Duke Riley, Fly By Night, 2016, performance, pigeons. Photo: Will Star/Shooting Stars Pro. Courtesy the artist and Creative Time, New York
Before we take off, one for the birds: Duke Riley’s Fly By Night is undoubtedly the finest pigeon-utilising artwork to be seen in New York this season, even if Dan Colen is showing his birdshit paintings somewhere. At dusk on Friday, Saturday and Sunday evenings, Riley will whistle to call a giant flock of pigeons from a historic boat docked in Brooklyn, and they’ll loop over the river while throwing out a light show via tiny LEDs on bands round their legs. The work, organised by Creative Time, in turn loops back to the history of pigeon keeping, a venerable tradition in New York – cinephiles will remember, for example, the pastime’s pivotal presence in Jim Jarmusch’s Ghost Dog: The Way of the Samurai (1999) – and, more largely, serves to mark the distance between an old New York, particularly old Brooklyn, and today’s transformed city; and, arguably, between old means of conveying messages and the hi-tech ones of today. Marginal communities pinned to the waterways fascinate the Boston-born Riley. In the past, in the name of art, he’s organised clambakes on the Brooklyn waterfront, launched a wooden submarine and got arrested for it, and staged a gladiatorial sea battle in a reflecting pool in Queens. The ships went down. The pigeons, no doubt, will stay up.
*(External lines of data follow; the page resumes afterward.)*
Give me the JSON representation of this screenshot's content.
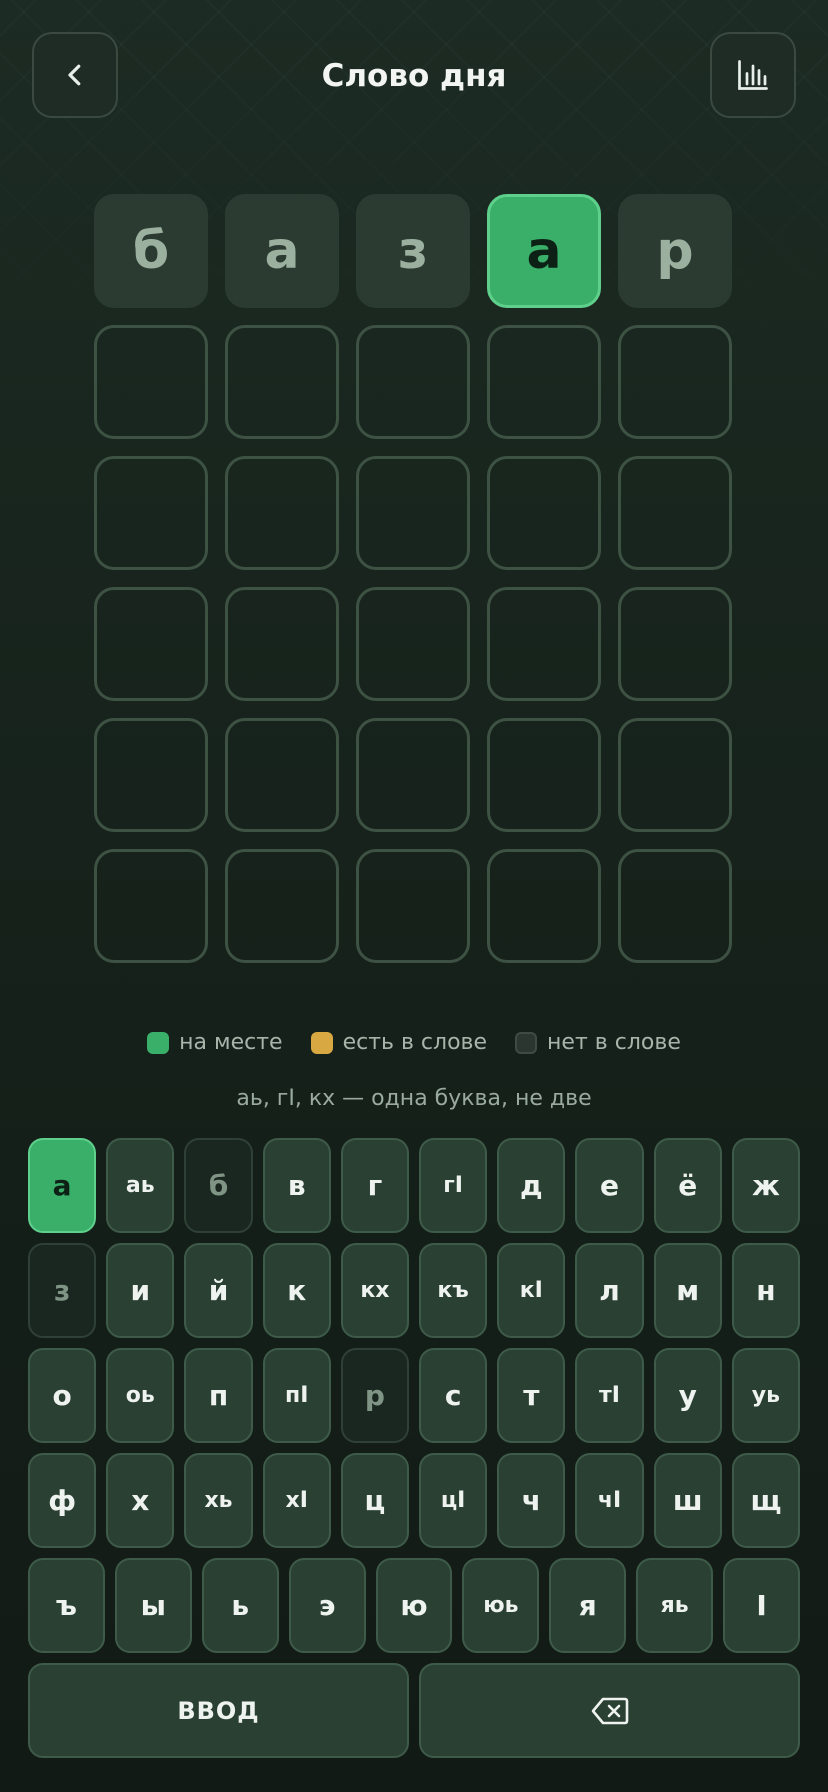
{
  "header": {
    "title": "Слово дня",
    "back_icon": "chevron-left-icon",
    "stats_icon": "bar-chart-icon"
  },
  "colors": {
    "correct": "#3aaf6a",
    "present": "#d8a843",
    "absent": "#2b3b31",
    "key": "#2a4033"
  },
  "board": {
    "rows": [
      [
        {
          "letter": "б",
          "state": "absent"
        },
        {
          "letter": "а",
          "state": "absent"
        },
        {
          "letter": "з",
          "state": "absent"
        },
        {
          "letter": "а",
          "state": "correct"
        },
        {
          "letter": "р",
          "state": "absent"
        }
      ],
      [
        {
          "letter": "",
          "state": "empty"
        },
        {
          "letter": "",
          "state": "empty"
        },
        {
          "letter": "",
          "state": "empty"
        },
        {
          "letter": "",
          "state": "empty"
        },
        {
          "letter": "",
          "state": "empty"
        }
      ],
      [
        {
          "letter": "",
          "state": "empty"
        },
        {
          "letter": "",
          "state": "empty"
        },
        {
          "letter": "",
          "state": "empty"
        },
        {
          "letter": "",
          "state": "empty"
        },
        {
          "letter": "",
          "state": "empty"
        }
      ],
      [
        {
          "letter": "",
          "state": "empty"
        },
        {
          "letter": "",
          "state": "empty"
        },
        {
          "letter": "",
          "state": "empty"
        },
        {
          "letter": "",
          "state": "empty"
        },
        {
          "letter": "",
          "state": "empty"
        }
      ],
      [
        {
          "letter": "",
          "state": "empty"
        },
        {
          "letter": "",
          "state": "empty"
        },
        {
          "letter": "",
          "state": "empty"
        },
        {
          "letter": "",
          "state": "empty"
        },
        {
          "letter": "",
          "state": "empty"
        }
      ],
      [
        {
          "letter": "",
          "state": "empty"
        },
        {
          "letter": "",
          "state": "empty"
        },
        {
          "letter": "",
          "state": "empty"
        },
        {
          "letter": "",
          "state": "empty"
        },
        {
          "letter": "",
          "state": "empty"
        }
      ]
    ]
  },
  "legend": {
    "correct": "на месте",
    "present": "есть в слове",
    "absent": "нет в слове"
  },
  "hint": "аь, гӀ, кх — одна буква, не две",
  "keyboard": {
    "rows": [
      [
        {
          "label": "а",
          "state": "correct"
        },
        {
          "label": "аь",
          "state": "default"
        },
        {
          "label": "б",
          "state": "absent"
        },
        {
          "label": "в",
          "state": "default"
        },
        {
          "label": "г",
          "state": "default"
        },
        {
          "label": "гӀ",
          "state": "default"
        },
        {
          "label": "д",
          "state": "default"
        },
        {
          "label": "е",
          "state": "default"
        },
        {
          "label": "ё",
          "state": "default"
        },
        {
          "label": "ж",
          "state": "default"
        }
      ],
      [
        {
          "label": "з",
          "state": "absent"
        },
        {
          "label": "и",
          "state": "default"
        },
        {
          "label": "й",
          "state": "default"
        },
        {
          "label": "к",
          "state": "default"
        },
        {
          "label": "кх",
          "state": "default"
        },
        {
          "label": "къ",
          "state": "default"
        },
        {
          "label": "кӀ",
          "state": "default"
        },
        {
          "label": "л",
          "state": "default"
        },
        {
          "label": "м",
          "state": "default"
        },
        {
          "label": "н",
          "state": "default"
        }
      ],
      [
        {
          "label": "о",
          "state": "default"
        },
        {
          "label": "оь",
          "state": "default"
        },
        {
          "label": "п",
          "state": "default"
        },
        {
          "label": "пӀ",
          "state": "default"
        },
        {
          "label": "р",
          "state": "absent"
        },
        {
          "label": "с",
          "state": "default"
        },
        {
          "label": "т",
          "state": "default"
        },
        {
          "label": "тӀ",
          "state": "default"
        },
        {
          "label": "у",
          "state": "default"
        },
        {
          "label": "уь",
          "state": "default"
        }
      ],
      [
        {
          "label": "ф",
          "state": "default"
        },
        {
          "label": "х",
          "state": "default"
        },
        {
          "label": "хь",
          "state": "default"
        },
        {
          "label": "хӀ",
          "state": "default"
        },
        {
          "label": "ц",
          "state": "default"
        },
        {
          "label": "цӀ",
          "state": "default"
        },
        {
          "label": "ч",
          "state": "default"
        },
        {
          "label": "чӀ",
          "state": "default"
        },
        {
          "label": "ш",
          "state": "default"
        },
        {
          "label": "щ",
          "state": "default"
        }
      ],
      [
        {
          "label": "ъ",
          "state": "default"
        },
        {
          "label": "ы",
          "state": "default"
        },
        {
          "label": "ь",
          "state": "default"
        },
        {
          "label": "э",
          "state": "default"
        },
        {
          "label": "ю",
          "state": "default"
        },
        {
          "label": "юь",
          "state": "default"
        },
        {
          "label": "я",
          "state": "default"
        },
        {
          "label": "яь",
          "state": "default"
        },
        {
          "label": "Ӏ",
          "state": "default"
        }
      ]
    ],
    "enter_label": "ВВОД",
    "backspace_icon": "backspace-icon"
  }
}
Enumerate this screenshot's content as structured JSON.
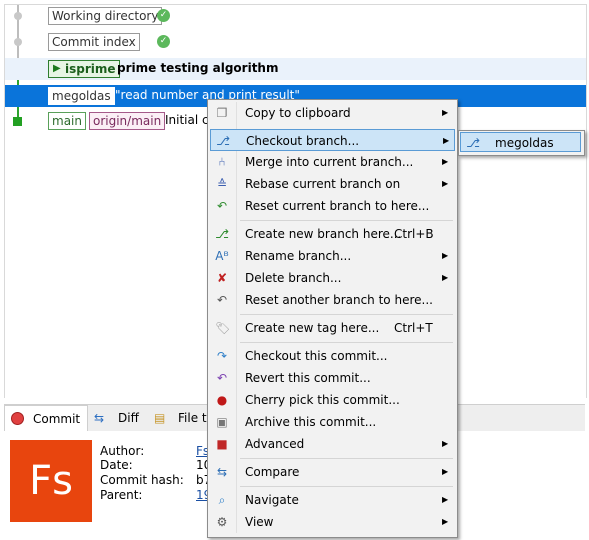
{
  "graph": {
    "rows": [
      {
        "tag": "Working directory"
      },
      {
        "tag": "Commit index"
      },
      {
        "branch": "isprime",
        "message": "prime testing algorithm"
      },
      {
        "branch": "megoldas",
        "message": "\"read number and print result\""
      },
      {
        "branch": "main",
        "remote": "origin/main",
        "message": "Initial co"
      }
    ]
  },
  "tabs": [
    {
      "label": "Commit"
    },
    {
      "label": "Diff"
    },
    {
      "label": "File tr"
    }
  ],
  "details": {
    "avatar": "Fs",
    "labels": [
      "Author:",
      "Date:",
      "Commit hash:",
      "Parent:"
    ],
    "values": [
      "Fs",
      "10",
      "b7",
      "19"
    ]
  },
  "menu": {
    "items": [
      {
        "label": "Copy to clipboard",
        "icon": "copy-icon"
      },
      {
        "label": "Checkout branch...",
        "icon": "checkout-icon"
      },
      {
        "label": "Merge into current branch...",
        "icon": "merge-icon"
      },
      {
        "label": "Rebase current branch on",
        "icon": "rebase-icon"
      },
      {
        "label": "Reset current branch to here...",
        "icon": "reset-icon"
      },
      {
        "label": "Create new branch here...",
        "shortcut": "Ctrl+B",
        "icon": "new-branch-icon"
      },
      {
        "label": "Rename branch...",
        "icon": "rename-branch-icon"
      },
      {
        "label": "Delete branch...",
        "icon": "delete-branch-icon"
      },
      {
        "label": "Reset another branch to here...",
        "icon": "reset-another-icon"
      },
      {
        "label": "Create new tag here...",
        "shortcut": "Ctrl+T",
        "icon": "tag-icon"
      },
      {
        "label": "Checkout this commit...",
        "icon": "checkout-commit-icon"
      },
      {
        "label": "Revert this commit...",
        "icon": "revert-icon"
      },
      {
        "label": "Cherry pick this commit...",
        "icon": "cherry-icon"
      },
      {
        "label": "Archive this commit...",
        "icon": "archive-icon"
      },
      {
        "label": "Advanced",
        "icon": "toolbox-icon"
      },
      {
        "label": "Compare",
        "icon": "compare-icon"
      },
      {
        "label": "Navigate",
        "icon": "navigate-icon"
      },
      {
        "label": "View",
        "icon": "view-icon"
      }
    ],
    "submenu": {
      "label": "megoldas",
      "icon": "branch-icon"
    }
  },
  "colors": {
    "selection": "#0a74da",
    "menu_highlight": "#cce4f7",
    "avatar": "#e8450e"
  }
}
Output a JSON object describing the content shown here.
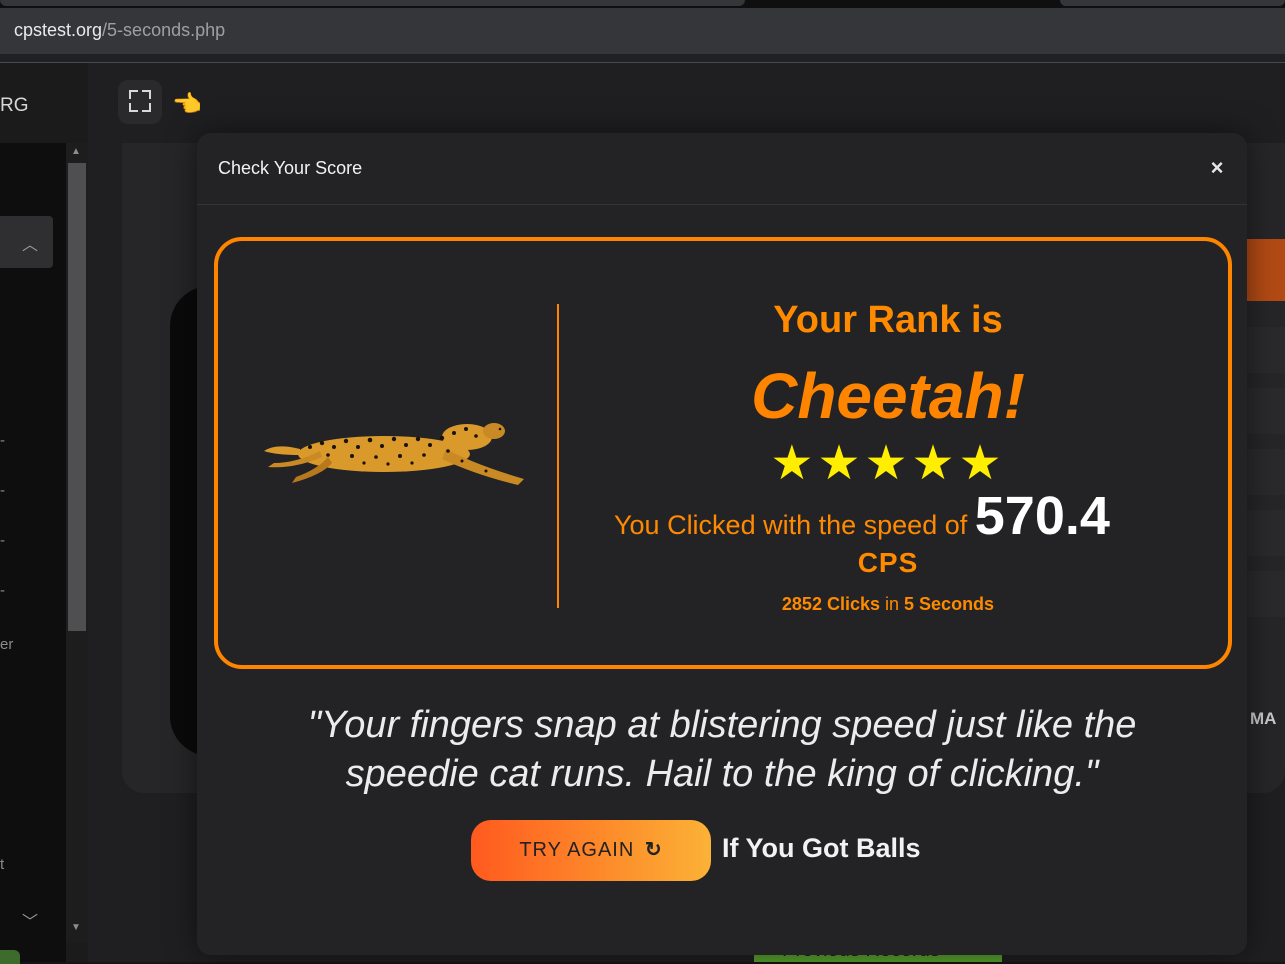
{
  "browser": {
    "url_host": "cpstest.org",
    "url_path": "/5-seconds.php"
  },
  "page": {
    "brand_fragment": "RG",
    "sidebar_fragments": [
      "er",
      "t"
    ],
    "right_fragment": "MA",
    "records_button": "Previous Records"
  },
  "modal": {
    "title": "Check Your Score",
    "close_label": "×",
    "rank_label": "Your Rank is",
    "rank_name": "Cheetah!",
    "stars": "★★★★★",
    "star_rating": 5,
    "speed_prefix": "You Clicked with the speed of",
    "speed_value": "570.4",
    "speed_unit": "CPS",
    "clicks_count": "2852 Clicks",
    "clicks_in": "in",
    "duration": "5 Seconds",
    "quote": "\"Your fingers snap at blistering speed just like the speedie cat runs. Hail to the king of clicking.\"",
    "try_again_label": "TRY AGAIN",
    "try_again_icon": "↻",
    "challenge_text": "If You Got Balls"
  },
  "colors": {
    "accent": "#ff8400",
    "stars": "#ffee00",
    "modal_bg": "#232325",
    "button_gradient_start": "#ff5a1f",
    "button_gradient_end": "#fbb237"
  },
  "icons": {
    "fullscreen": "fullscreen-icon",
    "pointing_hand": "pointing-hand-icon",
    "close": "close-icon",
    "refresh": "refresh-icon",
    "cheetah": "cheetah-image"
  }
}
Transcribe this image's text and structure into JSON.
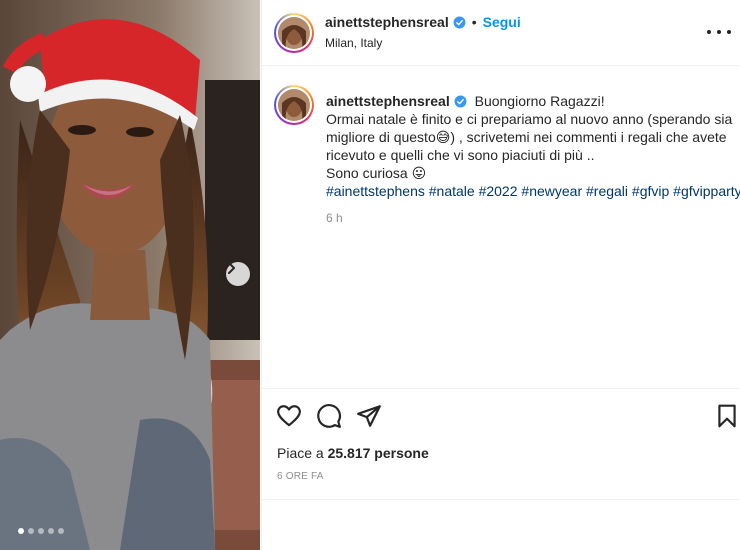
{
  "post": {
    "username": "ainettstephensreal",
    "verified_icon": "verified-badge-icon",
    "follow_label": "Segui",
    "separator": "•",
    "location": "Milan, Italy",
    "more_icon": "more-options-icon"
  },
  "caption": {
    "username": "ainettstephensreal",
    "lines": [
      "Buongiorno Ragazzi!",
      "Ormai natale è finito e ci prepariamo al nuovo anno (sperando sia",
      "migliore di questo😅) , scrivetemi nei commenti i regali che avete",
      "ricevuto e quelli che vi sono piaciuti di più ..",
      "Sono curiosa 😛"
    ],
    "hashtags": [
      "#ainettstephens",
      "#natale",
      "#2022",
      "#newyear",
      "#regali",
      "#gfvip",
      "#gfvipparty"
    ],
    "time": "6 h"
  },
  "actions": {
    "like_icon": "heart-icon",
    "comment_icon": "comment-icon",
    "share_icon": "share-icon",
    "save_icon": "bookmark-icon"
  },
  "likes_text": "Piace a 25.817 persone",
  "date_text": "6 ORE FA",
  "carousel": {
    "current": 1,
    "total": 5,
    "next_icon": "chevron-right-icon"
  },
  "colors": {
    "link_blue": "#0095f6",
    "hashtag_blue": "#00376b",
    "verified_blue": "#3897f0"
  }
}
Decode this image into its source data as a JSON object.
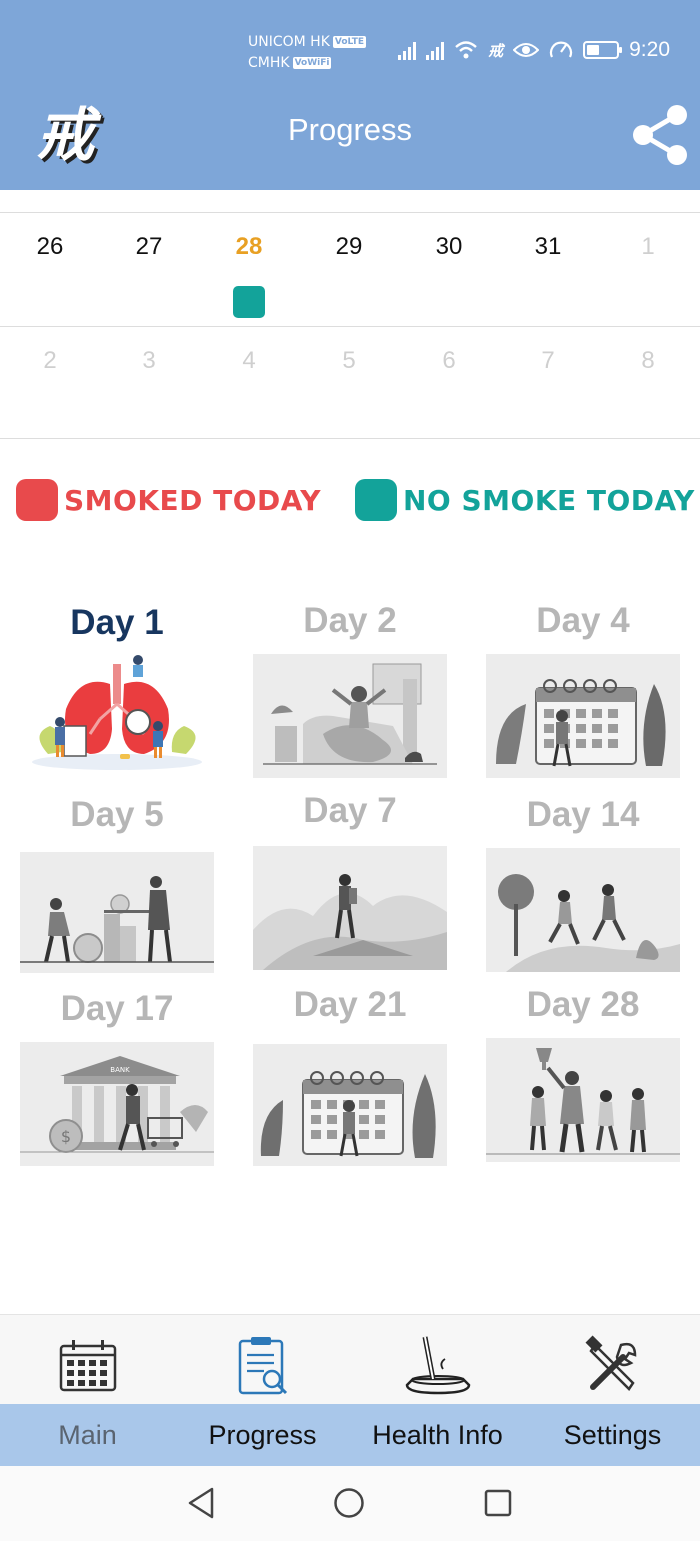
{
  "status_bar": {
    "carrier1": "UNICOM HK",
    "carrier1_tag": "VoLTE",
    "carrier2": "CMHK",
    "carrier2_tag": "VoWiFi",
    "time": "9:20"
  },
  "header": {
    "logo": "戒",
    "title": "Progress",
    "share_icon": "share-icon"
  },
  "calendar": {
    "week1": [
      "26",
      "27",
      "28",
      "29",
      "30",
      "31",
      "1"
    ],
    "week2": [
      "2",
      "3",
      "4",
      "5",
      "6",
      "7",
      "8"
    ],
    "today": "28",
    "no_smoke_color": "#13a39a",
    "today_color": "#e8a023"
  },
  "legend": {
    "smoked_label": "SMOKED TODAY",
    "smoked_color": "#e84a4c",
    "no_smoke_label": "NO SMOKE TODAY",
    "no_smoke_color": "#13a39a"
  },
  "milestones": [
    {
      "label": "Day 1",
      "unlocked": true
    },
    {
      "label": "Day 2",
      "unlocked": false
    },
    {
      "label": "Day 4",
      "unlocked": false
    },
    {
      "label": "Day 5",
      "unlocked": false
    },
    {
      "label": "Day 7",
      "unlocked": false
    },
    {
      "label": "Day 14",
      "unlocked": false
    },
    {
      "label": "Day 17",
      "unlocked": false
    },
    {
      "label": "Day 21",
      "unlocked": false
    },
    {
      "label": "Day 28",
      "unlocked": false
    }
  ],
  "bottom_nav": {
    "items": [
      {
        "label": "Main",
        "icon": "calendar-icon",
        "active": false
      },
      {
        "label": "Progress",
        "icon": "clipboard-search-icon",
        "active": true
      },
      {
        "label": "Health Info",
        "icon": "ashtray-icon",
        "active": false
      },
      {
        "label": "Settings",
        "icon": "tools-icon",
        "active": false
      }
    ]
  }
}
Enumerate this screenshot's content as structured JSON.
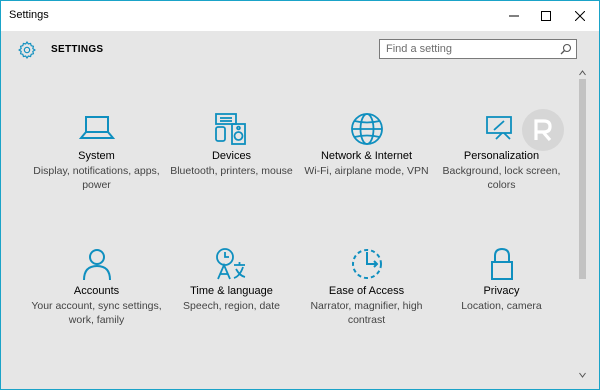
{
  "window": {
    "title": "Settings"
  },
  "header": {
    "title": "SETTINGS",
    "search_placeholder": "Find a setting"
  },
  "categories": [
    {
      "name": "System",
      "desc": "Display, notifications, apps, power",
      "icon": "laptop-icon"
    },
    {
      "name": "Devices",
      "desc": "Bluetooth, printers, mouse",
      "icon": "devices-icon"
    },
    {
      "name": "Network & Internet",
      "desc": "Wi-Fi, airplane mode, VPN",
      "icon": "globe-icon"
    },
    {
      "name": "Personalization",
      "desc": "Background, lock screen, colors",
      "icon": "paint-icon"
    },
    {
      "name": "Accounts",
      "desc": "Your account, sync settings, work, family",
      "icon": "person-icon"
    },
    {
      "name": "Time & language",
      "desc": "Speech, region, date",
      "icon": "clock-language-icon"
    },
    {
      "name": "Ease of Access",
      "desc": "Narrator, magnifier, high contrast",
      "icon": "ease-of-access-icon"
    },
    {
      "name": "Privacy",
      "desc": "Location, camera",
      "icon": "lock-icon"
    }
  ],
  "colors": {
    "accent": "#0f8fbf",
    "window_border": "#1aa3c8",
    "background": "#e6e6e6"
  }
}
This article was first published in the May 2016 issue of ArtReview.